## DIRECTIONS
Give every line of the material back exactly, images removed.

+++

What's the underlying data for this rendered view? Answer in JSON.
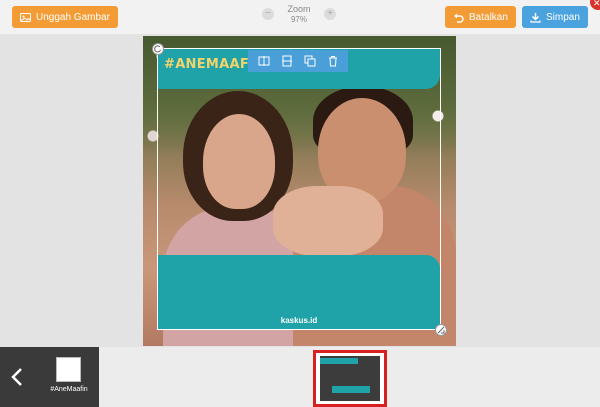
{
  "toolbar": {
    "upload_label": "Unggah Gambar",
    "cancel_label": "Batalkan",
    "save_label": "Simpan"
  },
  "zoom": {
    "label": "Zoom",
    "value": "97%"
  },
  "frame": {
    "hashtag": "#ANEMAAFIN",
    "footer": "kaskus.id"
  },
  "bottom_bar": {
    "frame_thumb_label": "#AneMaafin"
  },
  "colors": {
    "accent_orange": "#f39c35",
    "accent_blue": "#4aa3df",
    "teal": "#1fa3a8",
    "hashtag_gold": "#f3d36b",
    "selection_red": "#d72121"
  },
  "icons": {
    "upload": "image-upload-icon",
    "cancel": "undo-icon",
    "save": "download-icon",
    "tools": [
      "flip-horizontal-icon",
      "flip-vertical-icon",
      "duplicate-icon",
      "trash-icon"
    ]
  }
}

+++

## ANSWER SPACE
What's the underlying data for this rendered view? Answer in JSON.
{
  "toolbar": {
    "upload_label": "Unggah Gambar",
    "cancel_label": "Batalkan",
    "save_label": "Simpan"
  },
  "zoom": {
    "label": "Zoom",
    "value": "97%"
  },
  "frame": {
    "hashtag": "#ANEMAAFIN",
    "footer": "kaskus.id"
  },
  "bottom_bar": {
    "frame_thumb_label": "#AneMaafin"
  },
  "colors": {
    "accent_orange": "#f39c35",
    "accent_blue": "#4aa3df",
    "teal": "#1fa3a8",
    "hashtag_gold": "#f3d36b",
    "selection_red": "#d72121"
  },
  "icons": {
    "upload": "image-upload-icon",
    "cancel": "undo-icon",
    "save": "download-icon",
    "tools": [
      "flip-horizontal-icon",
      "flip-vertical-icon",
      "duplicate-icon",
      "trash-icon"
    ]
  }
}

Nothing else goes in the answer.